There are a number of classification societies offering certification of anchors. Anchor manufacturers frequently advertise the stamp of a certain classification or approval in their literature or on products, but many are less than forthcoming about exactly what the various terms truly mean. Loosely speaking, certification itself only applies to larger anchors, but it comes with type approval and classification which can be applied to an entire range.
Many societies are old and have strong traditions. Some are specialist shipping registers and operate entirely in the marine industry. Below are those commonly used.
Type approval is an abstract endorsement by the society of the anchor's design, or "type". The drawings and production plans of the anchor are examined by the society's experts, who either approve or return designs with comments and requests. Type approval may apply to an entire range of anchor sizes, even if only the larger models are specifically certified and tested. It implies recognition of the anchor's proof of concept, but has no basis in testing and does not speak to the performance of the design nor the quality of the product.
HHP (High Holding Power) has been used for many years since the CQR was released in the 1930s. The majority of societies now recognize and offer the higher classification of SHHP (Super High Holding Power). These acronyms represent performance standards that relate to relative holding power.
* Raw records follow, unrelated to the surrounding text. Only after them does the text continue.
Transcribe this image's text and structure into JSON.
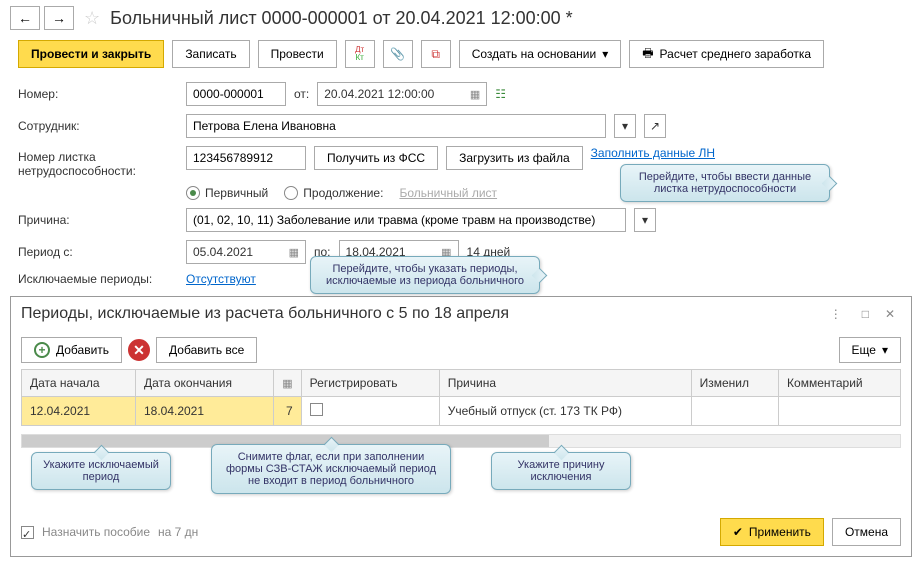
{
  "header": {
    "title": "Больничный лист 0000-000001 от 20.04.2021 12:00:00 *"
  },
  "toolbar": {
    "post_close": "Провести и закрыть",
    "write": "Записать",
    "post": "Провести",
    "create_based": "Создать на основании",
    "avg_calc": "Расчет среднего заработка"
  },
  "form": {
    "number_label": "Номер:",
    "number": "0000-000001",
    "from_label": "от:",
    "date": "20.04.2021 12:00:00",
    "employee_label": "Сотрудник:",
    "employee": "Петрова Елена Ивановна",
    "ln_number_label": "Номер листка нетрудоспособности:",
    "ln_number": "123456789912",
    "get_fss": "Получить из ФСС",
    "load_file": "Загрузить из файла",
    "fill_ln": "Заполнить данные ЛН",
    "radio_primary": "Первичный",
    "radio_continue": "Продолжение:",
    "sick_link": "Больничный лист",
    "reason_label": "Причина:",
    "reason": "(01, 02, 10, 11) Заболевание или травма (кроме травм на производстве)",
    "period_from_label": "Период с:",
    "period_from": "05.04.2021",
    "period_to_label": "по:",
    "period_to": "18.04.2021",
    "days": "14 дней",
    "excluded_label": "Исключаемые периоды:",
    "excluded_link": "Отсутствуют"
  },
  "tooltips": {
    "ln": "Перейдите, чтобы ввести данные листка нетрудоспособности",
    "excluded": "Перейдите, чтобы указать периоды, исключаемые из периода больничного",
    "period": "Укажите исключаемый период",
    "szv": "Снимите флаг, если при заполнении формы СЗВ-СТАЖ исключаемый период не входит в период больничного",
    "reason_t": "Укажите причину исключения"
  },
  "panel": {
    "title": "Периоды, исключаемые из расчета больничного с 5 по 18 апреля",
    "add": "Добавить",
    "add_all": "Добавить все",
    "more": "Еще",
    "columns": {
      "start": "Дата начала",
      "end": "Дата окончания",
      "cal": "",
      "register": "Регистрировать",
      "reason": "Причина",
      "changed": "Изменил",
      "comment": "Комментарий"
    },
    "row": {
      "start": "12.04.2021",
      "end": "18.04.2021",
      "days": "7",
      "reason": "Учебный отпуск (ст. 173 ТК РФ)"
    },
    "assign_label": "Назначить пособие",
    "days_suffix": "на 7 дн",
    "apply": "Применить",
    "cancel": "Отмена"
  }
}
The classified anchor is tested along with a "standard stockless anchor":
As with type approval, HHP or SHHP classification may apply to an entire range of anchor sizes, even if only the larger models are specifically certified and tested.
Certification itself is the overarching standard imposed by the society. For anchors to be "certified", they must be individually inspected and proof tested. This is only done with larger anchors (about 70 kg / 150 lb or more, depending on the particular society or office). The type approval and classification status is inherited from initial examination and testing.
There are basic process standards, plus minimal engineering specifications which relate to heat treatment of castings, quality of welding, and so on. Anchors can be drop-tested, and strength can be proof tested by applying specific minimum loads to the shank while the flukes are held in a special rig.
Once completed to the society's satisfaction, the certified anchor must sport a collection of information, including the society's name, a serial number of some kind by which to trace the anchor's history, its weight, the acronym "HHP" or "SHHP" if applicable, amongst several other details.
The Rocna Original anchor has RINA type approval and SHHP classification for galvanized models between 55 and 110 kg (see our RINA certificate here). This is an extensive process which includes material testing, proof load testing and welding testing. We are currently in the process of updating the Rocna SHHP classification for the full Rocna Original galvanized product range.
In addition, individually certified anchors are available for custom order. These anchors are currently produced in a RINA certified partnering facility.
RINA is a member of the IACS and the Rocna classification will be accepted by all other notable societies including Lloyd's, DNV, Bureau Veritas, ABS, and others as equivalent with their own rules.